The CapEdge search recognizes the following concepts:
- Filing types, like 10-K, 10-Q and 8-K.
- Years and year ranges, like 2005 or 2008-2019, which will filter the results by filing date. To filter by fiscal year, use FY2012 or FY2013-2016.
- Companies, by ticker, name or 10-digit CIK.
- Keywords and phrases (in quotes), like fracking or "Internet of things".
Search for multiple terms
If you search for multiple terms, e.g. multiple words and a filing type and a company ticker, the search will find filings that match all of the specified terms. For example, a search for cruise pacific 8-K 2018 will return filings that must contain the keywords cruise and pacific, must be an 8-K filing, and also must be filed in 2018.
However, if you search for multiple terms of the same concept, e.g. multiple filing types or multiple companies, the results will contain filings that match either. For example, if the previous query was updated to cruise pacific 8-K 10-Q 2016 2018 then while the matched filings must still contain the terms cruise and pacific, they can now be either one of 8-K or 10-Q, and filed in either 2016 or 2018.
Manually specify how to combine words and phrases with Boolean queries
You can also specifically tell the search how to query for multiple words, by using the special uppercase words AND, OR and NOT, along with brackets if needed. For example, while the default search for cruise pacific returns filings that contain both terms, you can use OR to search for cruise OR pacific, which returns filings that match either word. Remember to type these special words in uppercase.

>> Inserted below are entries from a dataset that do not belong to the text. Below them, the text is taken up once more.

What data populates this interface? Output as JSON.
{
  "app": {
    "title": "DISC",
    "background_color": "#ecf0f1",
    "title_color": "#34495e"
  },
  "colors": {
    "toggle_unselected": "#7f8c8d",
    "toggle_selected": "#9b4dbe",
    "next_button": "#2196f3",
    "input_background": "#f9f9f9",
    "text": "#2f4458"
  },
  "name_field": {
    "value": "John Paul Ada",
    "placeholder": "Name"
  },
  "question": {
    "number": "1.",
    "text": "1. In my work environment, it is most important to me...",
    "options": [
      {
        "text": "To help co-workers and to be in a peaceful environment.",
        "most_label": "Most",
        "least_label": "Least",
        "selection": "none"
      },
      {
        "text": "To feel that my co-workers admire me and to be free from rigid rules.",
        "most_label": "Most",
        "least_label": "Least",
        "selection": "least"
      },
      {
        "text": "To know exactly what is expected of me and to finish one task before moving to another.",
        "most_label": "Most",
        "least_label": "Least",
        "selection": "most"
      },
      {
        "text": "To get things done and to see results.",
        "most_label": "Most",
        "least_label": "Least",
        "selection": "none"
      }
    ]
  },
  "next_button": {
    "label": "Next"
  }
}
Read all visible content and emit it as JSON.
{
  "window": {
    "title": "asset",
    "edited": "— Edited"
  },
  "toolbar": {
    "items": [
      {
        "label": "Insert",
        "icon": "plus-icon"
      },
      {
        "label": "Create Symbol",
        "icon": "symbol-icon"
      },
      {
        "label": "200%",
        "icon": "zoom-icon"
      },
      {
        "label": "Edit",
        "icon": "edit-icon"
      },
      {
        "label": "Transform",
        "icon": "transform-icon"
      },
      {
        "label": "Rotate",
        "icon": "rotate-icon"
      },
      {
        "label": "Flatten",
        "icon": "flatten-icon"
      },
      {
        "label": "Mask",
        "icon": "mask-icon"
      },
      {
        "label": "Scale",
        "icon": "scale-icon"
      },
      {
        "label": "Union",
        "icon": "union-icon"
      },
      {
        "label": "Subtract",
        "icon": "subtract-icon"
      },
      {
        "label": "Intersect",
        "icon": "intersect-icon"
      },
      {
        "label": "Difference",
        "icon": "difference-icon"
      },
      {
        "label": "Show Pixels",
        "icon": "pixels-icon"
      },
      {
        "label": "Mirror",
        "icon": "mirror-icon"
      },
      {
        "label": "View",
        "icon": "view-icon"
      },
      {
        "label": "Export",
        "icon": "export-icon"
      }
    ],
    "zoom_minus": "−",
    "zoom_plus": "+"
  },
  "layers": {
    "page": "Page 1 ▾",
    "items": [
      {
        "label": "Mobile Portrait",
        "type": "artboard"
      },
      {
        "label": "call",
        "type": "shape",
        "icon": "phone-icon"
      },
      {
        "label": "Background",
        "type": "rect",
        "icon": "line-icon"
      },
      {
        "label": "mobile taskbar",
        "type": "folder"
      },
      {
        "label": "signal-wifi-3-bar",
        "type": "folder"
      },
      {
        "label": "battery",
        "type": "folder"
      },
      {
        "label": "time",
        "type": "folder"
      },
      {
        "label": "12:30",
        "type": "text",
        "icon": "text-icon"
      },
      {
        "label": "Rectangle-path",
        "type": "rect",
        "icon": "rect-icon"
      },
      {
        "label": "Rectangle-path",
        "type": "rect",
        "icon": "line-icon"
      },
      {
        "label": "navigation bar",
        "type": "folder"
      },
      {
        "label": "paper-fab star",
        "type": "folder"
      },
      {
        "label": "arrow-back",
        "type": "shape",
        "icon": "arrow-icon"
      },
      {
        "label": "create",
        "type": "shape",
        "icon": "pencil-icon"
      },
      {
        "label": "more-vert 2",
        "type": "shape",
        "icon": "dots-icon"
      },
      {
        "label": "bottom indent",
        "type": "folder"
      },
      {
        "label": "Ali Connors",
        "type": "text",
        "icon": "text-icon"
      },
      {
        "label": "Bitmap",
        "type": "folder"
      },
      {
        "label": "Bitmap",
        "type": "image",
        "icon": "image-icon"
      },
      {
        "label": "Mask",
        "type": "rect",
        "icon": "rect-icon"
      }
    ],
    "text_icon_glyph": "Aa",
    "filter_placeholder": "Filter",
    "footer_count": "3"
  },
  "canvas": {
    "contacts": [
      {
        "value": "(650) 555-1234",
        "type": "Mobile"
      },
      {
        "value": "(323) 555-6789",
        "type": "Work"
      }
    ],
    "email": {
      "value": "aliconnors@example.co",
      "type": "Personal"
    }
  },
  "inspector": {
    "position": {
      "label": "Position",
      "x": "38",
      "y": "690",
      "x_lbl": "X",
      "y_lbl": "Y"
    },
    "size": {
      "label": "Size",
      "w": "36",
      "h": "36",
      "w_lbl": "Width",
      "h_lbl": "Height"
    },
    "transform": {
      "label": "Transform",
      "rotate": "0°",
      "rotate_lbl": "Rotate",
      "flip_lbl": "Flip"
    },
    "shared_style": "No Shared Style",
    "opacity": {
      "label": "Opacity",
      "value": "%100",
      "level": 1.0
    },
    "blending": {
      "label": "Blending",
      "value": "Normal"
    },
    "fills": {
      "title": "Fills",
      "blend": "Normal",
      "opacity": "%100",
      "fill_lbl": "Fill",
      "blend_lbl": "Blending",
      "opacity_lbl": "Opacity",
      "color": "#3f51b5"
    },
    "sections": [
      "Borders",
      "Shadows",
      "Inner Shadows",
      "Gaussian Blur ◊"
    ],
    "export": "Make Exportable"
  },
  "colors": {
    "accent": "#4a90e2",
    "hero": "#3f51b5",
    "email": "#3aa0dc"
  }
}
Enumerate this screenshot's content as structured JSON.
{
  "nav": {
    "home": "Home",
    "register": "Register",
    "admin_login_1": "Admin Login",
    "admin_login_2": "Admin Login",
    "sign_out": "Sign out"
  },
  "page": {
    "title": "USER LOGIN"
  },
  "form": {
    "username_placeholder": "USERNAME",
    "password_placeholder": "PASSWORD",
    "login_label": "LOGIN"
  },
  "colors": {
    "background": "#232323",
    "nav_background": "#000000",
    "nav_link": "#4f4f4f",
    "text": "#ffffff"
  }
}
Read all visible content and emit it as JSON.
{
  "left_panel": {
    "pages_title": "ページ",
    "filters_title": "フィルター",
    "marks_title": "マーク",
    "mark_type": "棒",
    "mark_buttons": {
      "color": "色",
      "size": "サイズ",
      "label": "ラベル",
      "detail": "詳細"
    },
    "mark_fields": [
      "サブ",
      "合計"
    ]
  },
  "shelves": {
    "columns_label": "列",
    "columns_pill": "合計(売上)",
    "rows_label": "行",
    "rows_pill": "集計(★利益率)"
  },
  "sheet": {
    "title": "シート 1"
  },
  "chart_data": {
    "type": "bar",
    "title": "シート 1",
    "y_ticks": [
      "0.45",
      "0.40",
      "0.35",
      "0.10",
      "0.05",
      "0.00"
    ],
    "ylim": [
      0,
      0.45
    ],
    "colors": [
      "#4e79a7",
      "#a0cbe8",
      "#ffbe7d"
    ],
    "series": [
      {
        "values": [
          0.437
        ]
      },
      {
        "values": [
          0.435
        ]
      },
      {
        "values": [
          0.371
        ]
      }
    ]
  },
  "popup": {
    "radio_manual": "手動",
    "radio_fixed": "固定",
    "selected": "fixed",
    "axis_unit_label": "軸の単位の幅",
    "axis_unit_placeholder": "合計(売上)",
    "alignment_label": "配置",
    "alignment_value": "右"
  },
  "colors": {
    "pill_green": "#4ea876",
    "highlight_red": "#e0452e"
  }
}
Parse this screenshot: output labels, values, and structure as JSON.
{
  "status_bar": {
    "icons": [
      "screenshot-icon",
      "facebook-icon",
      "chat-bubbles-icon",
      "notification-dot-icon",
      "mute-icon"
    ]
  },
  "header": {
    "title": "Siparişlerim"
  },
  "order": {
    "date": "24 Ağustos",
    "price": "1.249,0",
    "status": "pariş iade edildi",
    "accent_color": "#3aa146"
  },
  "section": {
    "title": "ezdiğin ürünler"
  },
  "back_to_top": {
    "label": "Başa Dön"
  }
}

As a more complex example, 2015-2018 10-Q AAPL MDB (database OR encryption) NOT hack searches for filings that match the following criteria:
- Filing year must be from 2015 to 2018 inclusive
- Filing type must be 10-Q
- Filing company is either Apple (AAPL) or MongoDB (MDB)
- Filing text must contain either the word database or encryption
- Filing text must not contain the word hack
Search for an exact word or phrase, or words near each other
By default, when you search for a word, CapEdge will also attempt to match variations of that word. A search for luxurious watches, for example, will match filings that include luxury and the singular watch. This usually gives the best results in terms of matching filings to your search.
It does this by reducing all words to their root form, but sometimes you want to match the original exact term. For example, searches for engineering, engineers and engines will all return similar results because they share the same root word (engine), but they have different meanings. In this case, put quotes around the words or phrases to search for them exactly: compare search results for engineering with "engineering".
You can also use a proximity search to find words near each other. Add a tilde character (~) followed by a number after any quoted phrase search to find the phrase words within that number of words of each other. For example, "gas volume"~2 will search for the words gas and volume with up to 2 words in between.
A note on filings and exhibits
A filing is made up of multiple files, or a main file and additional exhibits. When your search includes a keyword or phrase, we search the text of every file/exhibit for a match, so you may see multiple results from the same filing in the results – these will have the exhibit number displayed under them, e.g. EX-99.1 so that you can identify different exhibits from the same filing.
When your search doesn’t include a keyword, for example you’re just searching by a company and filing type, like SHOP 6-K, the search will return only the one main filing file from each filing, so that you only see each filing listed once in the results.
Search analysis distribution
Click the Filing Analysis tab on any search results page to view a high-level analysis of the corpus of results: how they are distributed by company, filing type and filing date. This is a useful way to research technologies or themes, for example, by viewing which companies mention them the most, or how interest in them has changed over time.